The G20: What to Know, What to Expect
What is the G-20?
The G-20 is short-hand for the Group of Twenty finance ministers and central bankers who represent the European Union and the following 19 countries: Argentina, Australia, Brazil, Canada, China, France, Germany, India, Indonesia, Italy, Japan, Mexico, Russia, Saudi Arabia, South Africa, South Korea, Turkey, United Kingdom and United States of America. Collectively, the G-20 member nations are responsible for about 90 percent of world economic output. The group was created in 1999 in the wake of the Asian Financial Crisis. It is intended to give the leaders of the world's leading economies a place to discuss issues related to global stability that also included emerging economies such as China and India that were not represented in the older Group of Eight forum. As a result of the current economic crisis and the growing role of China in the world economy, the stature of the G-20 has risen and, some would argue, has surpassed that of the G8.
What is the purpose of the Pittsburgh Summit?
The G-20 finance ministers and central bankers meet at least once a year over two or three days. Due to the crisis, they have met twice this year, both times in London, followed by gatherings of the G-20 leaders. The Pittsburgh Summit is for leaders and has been cast as an opportunity for them to take stock of what they have accomplished since meeting in April and to start talking about what the world will look like after the crisis.
What did they agree to in April?
In April, the G-20 pledged to coordinate their response to the global downturn, strengthen regulation of the global financial system, and triple the resources of the International Monetary Fund, the world's lender of last resort. Even before April, several G-20 countries enacted stimulus measures, including the United States, and central banks lowered key interest rates in order to help get credit flowing again. Finally, the G-20 nations went on record saying they oppose protectionism and erecting unfair trade barriers.

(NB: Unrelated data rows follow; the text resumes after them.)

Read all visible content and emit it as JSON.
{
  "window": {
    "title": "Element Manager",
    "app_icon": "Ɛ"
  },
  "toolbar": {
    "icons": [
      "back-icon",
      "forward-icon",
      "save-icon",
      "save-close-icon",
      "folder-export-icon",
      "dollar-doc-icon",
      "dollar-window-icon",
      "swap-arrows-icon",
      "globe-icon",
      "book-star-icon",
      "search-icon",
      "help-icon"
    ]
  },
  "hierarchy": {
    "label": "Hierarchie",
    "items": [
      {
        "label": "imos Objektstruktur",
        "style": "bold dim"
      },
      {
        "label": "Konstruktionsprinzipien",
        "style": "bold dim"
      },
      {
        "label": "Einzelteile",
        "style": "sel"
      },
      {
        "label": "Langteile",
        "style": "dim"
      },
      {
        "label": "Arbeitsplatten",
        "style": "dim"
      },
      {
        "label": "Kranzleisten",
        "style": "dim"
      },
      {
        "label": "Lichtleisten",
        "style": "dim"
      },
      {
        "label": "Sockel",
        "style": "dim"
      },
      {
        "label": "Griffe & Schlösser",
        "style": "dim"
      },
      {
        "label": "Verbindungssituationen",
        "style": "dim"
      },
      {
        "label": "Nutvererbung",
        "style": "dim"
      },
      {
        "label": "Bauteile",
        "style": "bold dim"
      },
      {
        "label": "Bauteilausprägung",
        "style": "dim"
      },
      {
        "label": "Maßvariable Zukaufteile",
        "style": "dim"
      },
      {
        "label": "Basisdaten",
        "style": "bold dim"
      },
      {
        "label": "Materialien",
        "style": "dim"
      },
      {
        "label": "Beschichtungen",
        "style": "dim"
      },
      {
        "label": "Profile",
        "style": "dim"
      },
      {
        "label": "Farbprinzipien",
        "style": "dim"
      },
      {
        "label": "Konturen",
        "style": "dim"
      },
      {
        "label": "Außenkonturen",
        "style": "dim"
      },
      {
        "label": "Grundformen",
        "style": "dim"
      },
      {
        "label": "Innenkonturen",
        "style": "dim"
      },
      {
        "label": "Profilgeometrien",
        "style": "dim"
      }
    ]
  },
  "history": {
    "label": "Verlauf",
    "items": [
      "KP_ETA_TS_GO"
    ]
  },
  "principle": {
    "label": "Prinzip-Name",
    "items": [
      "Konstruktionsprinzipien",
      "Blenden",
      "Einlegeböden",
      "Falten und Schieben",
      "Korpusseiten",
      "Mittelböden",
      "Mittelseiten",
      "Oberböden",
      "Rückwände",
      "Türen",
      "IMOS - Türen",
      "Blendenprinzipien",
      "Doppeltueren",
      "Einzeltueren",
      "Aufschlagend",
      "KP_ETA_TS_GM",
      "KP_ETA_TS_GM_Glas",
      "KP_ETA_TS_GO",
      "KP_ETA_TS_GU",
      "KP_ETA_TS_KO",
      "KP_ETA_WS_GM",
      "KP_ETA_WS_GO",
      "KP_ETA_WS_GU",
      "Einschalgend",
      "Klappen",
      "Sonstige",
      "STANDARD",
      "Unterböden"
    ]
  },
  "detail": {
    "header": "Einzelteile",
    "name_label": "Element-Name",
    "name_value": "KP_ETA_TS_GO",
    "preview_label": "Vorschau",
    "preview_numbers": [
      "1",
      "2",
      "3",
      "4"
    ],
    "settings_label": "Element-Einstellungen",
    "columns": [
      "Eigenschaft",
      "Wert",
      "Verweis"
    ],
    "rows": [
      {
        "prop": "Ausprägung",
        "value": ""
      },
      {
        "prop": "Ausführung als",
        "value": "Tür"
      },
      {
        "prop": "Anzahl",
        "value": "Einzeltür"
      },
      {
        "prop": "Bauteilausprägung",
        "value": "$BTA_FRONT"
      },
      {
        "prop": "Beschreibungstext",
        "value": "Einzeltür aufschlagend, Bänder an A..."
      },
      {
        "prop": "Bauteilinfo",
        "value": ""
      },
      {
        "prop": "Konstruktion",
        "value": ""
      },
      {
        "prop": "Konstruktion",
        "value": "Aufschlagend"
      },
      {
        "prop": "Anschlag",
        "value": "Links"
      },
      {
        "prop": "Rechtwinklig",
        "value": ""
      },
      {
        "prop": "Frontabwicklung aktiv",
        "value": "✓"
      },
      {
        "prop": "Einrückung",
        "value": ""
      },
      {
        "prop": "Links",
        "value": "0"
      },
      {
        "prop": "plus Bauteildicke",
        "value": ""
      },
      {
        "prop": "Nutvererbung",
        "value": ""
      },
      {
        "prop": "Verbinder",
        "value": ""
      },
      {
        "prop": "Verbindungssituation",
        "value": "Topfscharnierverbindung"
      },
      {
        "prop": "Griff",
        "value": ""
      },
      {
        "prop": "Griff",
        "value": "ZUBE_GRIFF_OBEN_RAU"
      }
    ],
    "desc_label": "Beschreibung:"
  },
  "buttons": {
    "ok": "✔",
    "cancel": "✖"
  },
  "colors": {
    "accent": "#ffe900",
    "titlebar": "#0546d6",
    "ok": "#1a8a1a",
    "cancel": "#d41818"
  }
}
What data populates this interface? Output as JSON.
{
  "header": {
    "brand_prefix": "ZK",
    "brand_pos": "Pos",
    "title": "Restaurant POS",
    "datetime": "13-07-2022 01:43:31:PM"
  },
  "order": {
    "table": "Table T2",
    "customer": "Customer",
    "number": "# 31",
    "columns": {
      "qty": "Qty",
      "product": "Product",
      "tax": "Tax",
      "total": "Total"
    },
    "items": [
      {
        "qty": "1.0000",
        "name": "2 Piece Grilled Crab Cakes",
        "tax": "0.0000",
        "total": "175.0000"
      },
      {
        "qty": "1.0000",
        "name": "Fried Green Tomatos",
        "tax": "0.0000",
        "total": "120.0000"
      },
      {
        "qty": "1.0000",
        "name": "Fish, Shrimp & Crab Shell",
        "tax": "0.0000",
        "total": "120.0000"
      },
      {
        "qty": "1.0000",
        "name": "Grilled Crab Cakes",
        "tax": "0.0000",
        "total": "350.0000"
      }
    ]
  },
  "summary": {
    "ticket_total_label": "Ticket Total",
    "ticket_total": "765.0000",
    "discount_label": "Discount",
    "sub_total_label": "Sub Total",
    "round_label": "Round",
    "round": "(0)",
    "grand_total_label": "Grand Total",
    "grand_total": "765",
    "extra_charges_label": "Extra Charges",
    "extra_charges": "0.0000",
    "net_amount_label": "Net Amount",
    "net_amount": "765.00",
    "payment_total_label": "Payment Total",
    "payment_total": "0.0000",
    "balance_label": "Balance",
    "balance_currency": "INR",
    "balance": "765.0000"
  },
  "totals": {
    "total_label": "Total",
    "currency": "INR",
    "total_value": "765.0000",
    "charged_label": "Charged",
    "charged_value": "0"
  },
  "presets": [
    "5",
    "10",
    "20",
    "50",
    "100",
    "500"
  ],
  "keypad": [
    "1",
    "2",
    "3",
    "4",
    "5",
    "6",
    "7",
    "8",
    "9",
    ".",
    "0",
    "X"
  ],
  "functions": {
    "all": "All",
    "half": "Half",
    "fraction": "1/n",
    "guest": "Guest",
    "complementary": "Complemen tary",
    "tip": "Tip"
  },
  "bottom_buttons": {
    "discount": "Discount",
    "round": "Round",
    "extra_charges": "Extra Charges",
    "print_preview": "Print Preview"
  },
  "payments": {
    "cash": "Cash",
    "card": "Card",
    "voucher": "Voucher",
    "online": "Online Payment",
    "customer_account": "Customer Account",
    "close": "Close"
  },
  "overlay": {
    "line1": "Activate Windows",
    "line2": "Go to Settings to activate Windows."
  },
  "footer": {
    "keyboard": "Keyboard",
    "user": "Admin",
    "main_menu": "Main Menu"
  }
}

Did they do what they said they would?
Since April, the combination of loose monetary policy and stimulus spending has begun to show results in some G-20 nations, including the United States and China, where the downturn appears to be losing steam. But any recovery remains fragile. The G-20 finance ministers and central bankers agreed earlier this month to maintain stimulus spending until a recovery gains more traction. Since April, the G-20 also followed through on its promises to boost IMF resources. Reform of the global financial system, however, is moving more slowly. The European Union is pushing for tough restrictions on bankers' compensation, while the United States is pushing to require banks hold more capital to cover potential losses. The G-20 also agreed to move ahead on reforming the IMF and the World Bank, another multilateral institution that deals with development, so that they better represent the growing economic clout of countries such as China and Brazil, but there too, reform is moving slowly. Despite their pledges against protectionism, trade barriers have been rising around the world, as seen most recently in the spat between the United States and China over President Obama's decision to slap tariffs on Chinese tires.
What is expected will happen at the summit?
President Obama and other leaders are expected to arrive in Pittsburgh Thursday and gather for a leaders-only dinner. Friday, the leaders will attend a plenary session in the morning, followed by a working lunch and another plenary. At the end of the day, representatives from the participating countries will hold press conferences and release a communique outlining the next steps the group will take to deal with the economic crisis. The current consensus appears to be for G-20 nations to maintain stimulus efforts but also to begin thinking about a so-called "exit strategy." The communique is expected to reiterate opposition to protectionism.